The third step suggests reviewing your CIP procedures and encourages you to reflect the risk-based approach in your guidelines and procedures. Obviously, you would want to treat clients which potentially pose a high risk to your organization differently than the "normal" customer. The following table gives you an idea about this. Please note that this table was designed as an example only and should not be used with further customization.
Risk Category Special Treatment upon Account Opening Special Procedures upon Account Monitoring 4. Extreme Account opening has to approved by Senior Management
Any customization of customer relationship requires compliance approval Account has to be monitored by member of Senior Management 3. High Any customization of customer relationship have to be documented
Account has to be approved by Senior Management Quarterly Reports to Senior Management
Yearly approval by Senior Management 2. Medium Any customization of customer relationship has to be documented
Account has to be approved by supervisor Yearly report to Senior Management 1. Normal None, unless otherwise specified by General Terms None d) Organizational implications
In the fourth step, you determine which >
Risk Category Screening Frequency 4. Extreme Daily screening, at least weekly screening 3. High Weekly screening 2. Medium Quarterly screening 1. Normal Semi-annually screening
Following the steps described above should allow you to master the task of designing a risk-based approach to achieve compliance with aspects of sections 326 and 312 USA PATRIOT Act. It gives you the option of performing many of the steps manually or integrating them into a more automated approach. As a result, you will enhance your compliance program and protect your reputation.
The author is president of WorldCompliance, a Miami based firm, which is a proud sponsor of the BOL Anti-Money Laundering page. WorldCompliance offers a modular database to automatically or manually minimize your compliance risk and protect your reputation. The modules detect known or suspected terrorists, narcotic traffickers, money launderers, fraudsters, and other most wanted criminals, as well as Senior Political Figures and their close associates that are hiding in your client database. The modular structure of the database allows you decide on the level of protection that you feel is necessary for your company. This enables you to build a cost efficient compliance tool to protect your company. Please feel free to contact a representative at email@example.com

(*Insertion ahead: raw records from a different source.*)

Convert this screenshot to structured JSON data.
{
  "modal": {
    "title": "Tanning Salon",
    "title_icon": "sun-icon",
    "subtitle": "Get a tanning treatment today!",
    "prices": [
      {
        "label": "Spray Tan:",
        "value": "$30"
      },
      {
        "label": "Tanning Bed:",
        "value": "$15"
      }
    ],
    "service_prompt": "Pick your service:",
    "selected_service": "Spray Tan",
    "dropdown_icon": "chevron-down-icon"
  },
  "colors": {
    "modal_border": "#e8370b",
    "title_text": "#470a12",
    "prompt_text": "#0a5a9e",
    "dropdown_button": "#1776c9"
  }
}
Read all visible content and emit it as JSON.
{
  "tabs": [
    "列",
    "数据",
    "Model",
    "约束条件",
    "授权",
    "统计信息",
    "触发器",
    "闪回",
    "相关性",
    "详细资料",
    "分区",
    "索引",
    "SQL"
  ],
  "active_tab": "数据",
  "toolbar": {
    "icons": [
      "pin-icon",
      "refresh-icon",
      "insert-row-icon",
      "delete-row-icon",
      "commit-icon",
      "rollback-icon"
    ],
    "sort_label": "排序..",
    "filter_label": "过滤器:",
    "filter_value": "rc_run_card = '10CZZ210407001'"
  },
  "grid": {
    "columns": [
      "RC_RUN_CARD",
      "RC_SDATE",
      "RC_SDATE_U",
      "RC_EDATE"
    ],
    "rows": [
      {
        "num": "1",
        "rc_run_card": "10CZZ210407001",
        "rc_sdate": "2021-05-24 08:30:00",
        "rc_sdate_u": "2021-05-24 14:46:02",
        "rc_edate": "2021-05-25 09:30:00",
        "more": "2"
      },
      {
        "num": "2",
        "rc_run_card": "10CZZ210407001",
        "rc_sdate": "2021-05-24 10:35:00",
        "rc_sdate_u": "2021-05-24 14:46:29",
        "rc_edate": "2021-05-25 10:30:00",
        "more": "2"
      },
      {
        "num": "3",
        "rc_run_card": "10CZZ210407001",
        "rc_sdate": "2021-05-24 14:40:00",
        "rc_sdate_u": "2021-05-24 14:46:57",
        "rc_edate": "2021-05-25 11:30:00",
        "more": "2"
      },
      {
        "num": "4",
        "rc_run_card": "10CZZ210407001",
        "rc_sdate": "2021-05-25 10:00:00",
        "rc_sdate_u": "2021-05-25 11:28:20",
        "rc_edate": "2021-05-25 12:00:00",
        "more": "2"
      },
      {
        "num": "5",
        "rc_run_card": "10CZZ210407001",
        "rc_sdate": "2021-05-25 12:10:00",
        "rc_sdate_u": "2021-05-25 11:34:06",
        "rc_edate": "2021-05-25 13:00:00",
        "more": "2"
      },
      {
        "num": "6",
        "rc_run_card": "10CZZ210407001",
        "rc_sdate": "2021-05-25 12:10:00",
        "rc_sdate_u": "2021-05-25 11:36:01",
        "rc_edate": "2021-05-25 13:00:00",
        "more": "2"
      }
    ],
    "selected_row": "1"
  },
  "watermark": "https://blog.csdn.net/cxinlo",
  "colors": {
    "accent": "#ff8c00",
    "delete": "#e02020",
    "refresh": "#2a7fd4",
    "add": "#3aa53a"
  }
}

? Dirk Mohrmann
First published on BankersOnline.com 09/8/03
First published on 09/08/2003